In 1912, he worked as a clerk as a barrister-at-law in Accra, which aroused his interest in law. In 1914, Danquah became a clerk at the Supreme Court of the Gold Coast. Danquah was the assistant secretary of the Conference of Paramount Chiefs of the Eastern Province. He was sent to Britain in 1921 to read law. In 1922, he entered the University College of London as a philosophy student. He earned his B.A. in 1925, winning a Philosophy of Mind and Logic scholarship. He then earned a Doctor of Philosophy degree in two years with a thesis entitled "The Moral End as Moral Excellence."
He became the first West African to obtain the Doctor of Philosophy degree from a British university. While he worked on his thesis, he passed the Bar in 1926. During his student days, he had two sons and two daughters by two women. In London, Danquah was the editor of the West African Students' Union (WASU) magazine and the Union's President. Danquah began private legal practice in Ghana in 1927. In 1929 he, helped J. E. Casely Hayford found the Gold Coast Youth Conference (GCYC).
In 1931, Danquah established The Times of West Africa, the first daily newspaper in Ghana, published between 1931 and 1935. A column called "Women's Corner" was written by Mabel Dove, who became Danquah's first wife in 1933. Danquah later married Elizabeth Vardon. In 1935, he became an executive member of the International African Friends of Ethiopia, a Pan-Africanist organization based in London. Danquah became a member of the Legislative Council in 1946 and actively pursued independence legislation for his country.
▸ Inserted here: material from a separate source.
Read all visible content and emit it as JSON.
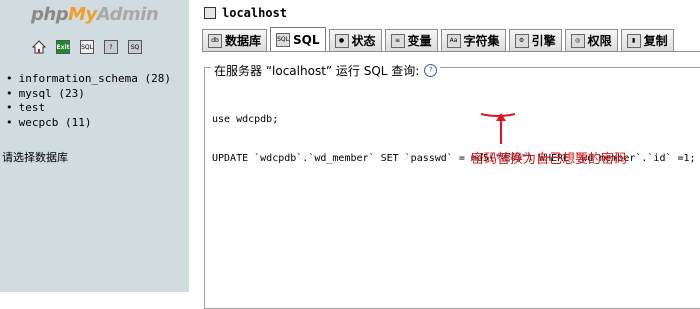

In 1947, he helped to find the pro-independence United Gold Coast Convention (UGCC) as a combination of chiefs, academics, and lawyers, including George Alfred Grant, Robert Benjamin Blay, R. A. Awoonor-Williams, Edward Akufo-Addo, and Emmanuel Obetsebi-Lamptey. Kwame Nkrumah became the new party's general secretary. In 1948, following a boycott of European imports and rioting in Accra, Danquah was one of "the big six" who were detained for a month by the colonial authorities. Danquah's historical research led him to agree with Nkrumah's proposition that on independence, the Gold Coast would be renamed Ghana after the early African empire of that name.
However, they disagreed over the direction of the independence movement and parted ways after two years. Nkrumah eventually became the first president of independent Ghana. He was a presidential candidate against Nkrumah in April 1960 and lost. On October 3, 1961, Danquah was arrested under the Preventive Detention Act on the grounds of involvement with alleged plans to subvert the C.P.P. government. He was released on June 22, 1962. He became President of the Ghana Bar Association. Danquah was again arrested in January 1964 for allegedly being implicated in a plot against the President.
He suffered a heart attack and died while in detention at Nsawam Medium Prison on February 4, 1965. After the overthrow of the C.P.P. government in February 1966 by the National Liberation Council (N.L.C.), Danquah had a national funeral.
The J. B. Danquah Memorial Lecture Series was inaugurated in 1968. The Danquah Institute, a commemoration of his work, promotes his ideas posthumously. Danquah Circle, a roundabout in Accra, was also named after him.